21 March 2022
A new paper from the ICC World Chambers Federation Certificate of Origin Council calls on all economies negotiating Preferential Free Trade Agreements (FTAs) to ensure that the Rules of Origin Chapter provisions include an equivalent multi system. The measure would allow traders to choose between third party certified origin and self-declared origin statement methods when satisfying their preferential origin data.
The ICC WCF CO Council Recommendation – Dual system paper, noted and reviewed by the ICC Global Customs and Trade Facilitation Commission, recommends dual systems to ensure legal security for business, safeguard data quality, and promote harmonisation which reduces costs for traders and governments.
In recent decades, the proliferation of FTAs and the different requirements for evidencing origin have over-complicated the system, creating inefficiencies for both regulators and traders, particularly small- and medium-sized enterprises (SMEs). It is now time to harmonise and standardise the available systems to reduce costs and improve efficiency.
With more than 400 free or preferential trade agreements in force around the world, each agreement can indeed be extremely specific on many levels, particularly when it comes to determining origin to claim a tariff preference. In that respect, third party certified origin and self-declared origin statements have both developed and been tested in many of these agreements. Both methods should however not be seen as competing processes, but as two viable options which the commercial parties can choose from according to their needs and risk profile.
ICC World Chambers Federation International CO Council is urging all economies negotiating FTAs to ensure that the Rules of Origin Chapter provisions include an equivalent multi system that would give traders a choice between the two methods when satisfying the data provisions for meeting the preferential origin criteria; namely, electronic or documentary Certificates of Origin certified by an authorised third-party, or self-declared statements of origin supported by a high quality ‘trust’ ecosystem.
The inclusion of this multi system will ensure that traders always have access to harmonised data-sharing across multilateral trade and diverse economies and FTAs. This will facilitate international trade, support data accuracy and integrity, ensure traceability of digitalised COs, reduce financial risk and fraud, and enhance a reliable and trustful ecosystem for export supply chain partners, such as exporters, importers, customs, authorised certification bodies, regulators, and governments.
Particularly beneficial to SMEs, such multi systems will also help promote legal security for business, safeguard data quality and reduce trade costs for traders and Governments alike.
“The proliferation of different origin rules in bilateral trade agreements creates an enormous challenge for small businesses looking to tap new market opportunities. We hope this new paper will help stimulate debate on how the use of common-sense systems could help more SMEs take advantage of preferential trade agreements” said Andrew Wilson, ICC Global Policy Director.
“Through its CO Council, ICC WCF hopes to contribute towards the harmonisation of rules of origin and the issuing process of COs. It is our role to address a problem faced by many SMEs who cannot easily navigate self-certification systems.
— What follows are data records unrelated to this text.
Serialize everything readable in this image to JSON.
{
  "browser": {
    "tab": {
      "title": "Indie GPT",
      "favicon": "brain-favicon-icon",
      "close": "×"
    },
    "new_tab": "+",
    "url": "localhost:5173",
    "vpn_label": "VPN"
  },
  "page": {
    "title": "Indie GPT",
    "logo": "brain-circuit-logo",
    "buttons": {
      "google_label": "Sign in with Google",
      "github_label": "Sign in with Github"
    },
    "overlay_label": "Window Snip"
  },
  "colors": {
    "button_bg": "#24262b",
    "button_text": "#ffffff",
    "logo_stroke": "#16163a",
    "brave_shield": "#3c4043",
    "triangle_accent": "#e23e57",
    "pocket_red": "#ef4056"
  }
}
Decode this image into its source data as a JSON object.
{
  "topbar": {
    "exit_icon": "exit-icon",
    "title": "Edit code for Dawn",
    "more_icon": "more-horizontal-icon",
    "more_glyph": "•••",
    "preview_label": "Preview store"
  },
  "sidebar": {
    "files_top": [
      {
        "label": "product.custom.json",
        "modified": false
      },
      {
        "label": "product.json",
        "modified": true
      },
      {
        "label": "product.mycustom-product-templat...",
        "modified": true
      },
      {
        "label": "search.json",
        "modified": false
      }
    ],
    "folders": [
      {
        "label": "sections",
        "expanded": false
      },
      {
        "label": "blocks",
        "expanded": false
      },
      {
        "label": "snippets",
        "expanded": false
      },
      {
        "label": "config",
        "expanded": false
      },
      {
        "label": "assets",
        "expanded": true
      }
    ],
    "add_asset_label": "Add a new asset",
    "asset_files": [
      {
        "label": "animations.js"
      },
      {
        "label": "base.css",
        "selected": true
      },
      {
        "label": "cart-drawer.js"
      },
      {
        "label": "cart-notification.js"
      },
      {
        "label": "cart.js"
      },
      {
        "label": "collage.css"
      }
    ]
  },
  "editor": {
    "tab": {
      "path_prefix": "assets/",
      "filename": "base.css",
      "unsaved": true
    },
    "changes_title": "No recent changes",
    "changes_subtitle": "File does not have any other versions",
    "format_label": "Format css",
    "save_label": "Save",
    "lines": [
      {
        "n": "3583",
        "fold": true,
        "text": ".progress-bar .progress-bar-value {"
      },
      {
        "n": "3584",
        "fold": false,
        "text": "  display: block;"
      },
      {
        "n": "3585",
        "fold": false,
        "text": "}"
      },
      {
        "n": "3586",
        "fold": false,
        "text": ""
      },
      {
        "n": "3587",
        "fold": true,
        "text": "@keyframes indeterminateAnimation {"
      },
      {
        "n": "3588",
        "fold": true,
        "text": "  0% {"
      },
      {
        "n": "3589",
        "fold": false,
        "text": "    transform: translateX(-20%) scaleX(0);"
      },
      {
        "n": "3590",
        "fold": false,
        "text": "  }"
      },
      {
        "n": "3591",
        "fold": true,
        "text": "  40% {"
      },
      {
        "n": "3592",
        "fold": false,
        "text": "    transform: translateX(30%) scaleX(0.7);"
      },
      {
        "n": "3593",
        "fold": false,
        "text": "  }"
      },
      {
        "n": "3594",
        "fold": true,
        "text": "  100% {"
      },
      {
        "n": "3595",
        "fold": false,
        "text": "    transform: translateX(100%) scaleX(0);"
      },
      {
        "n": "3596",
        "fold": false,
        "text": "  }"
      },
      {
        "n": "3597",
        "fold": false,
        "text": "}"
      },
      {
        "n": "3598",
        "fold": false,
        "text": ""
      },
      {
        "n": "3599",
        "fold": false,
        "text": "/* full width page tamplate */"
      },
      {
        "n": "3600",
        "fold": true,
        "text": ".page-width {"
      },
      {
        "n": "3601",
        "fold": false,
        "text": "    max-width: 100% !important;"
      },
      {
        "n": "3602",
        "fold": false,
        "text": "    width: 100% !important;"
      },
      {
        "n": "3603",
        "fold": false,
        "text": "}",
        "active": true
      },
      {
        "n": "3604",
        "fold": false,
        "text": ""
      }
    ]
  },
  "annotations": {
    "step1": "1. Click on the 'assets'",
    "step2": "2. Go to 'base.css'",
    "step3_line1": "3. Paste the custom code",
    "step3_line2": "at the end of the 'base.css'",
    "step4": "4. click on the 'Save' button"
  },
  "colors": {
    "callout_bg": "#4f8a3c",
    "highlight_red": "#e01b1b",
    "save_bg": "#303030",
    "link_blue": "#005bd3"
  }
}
The core objective of the paper is to advocate for multi-tier systems for origin in preferential trade agreements and to give the choice of two methods to exporters. We do hope these recommendations would be a valuable input for businesses as well as for Customs authorities,” said Martin Van der Weide, Chair of ICC WCF International CO Council.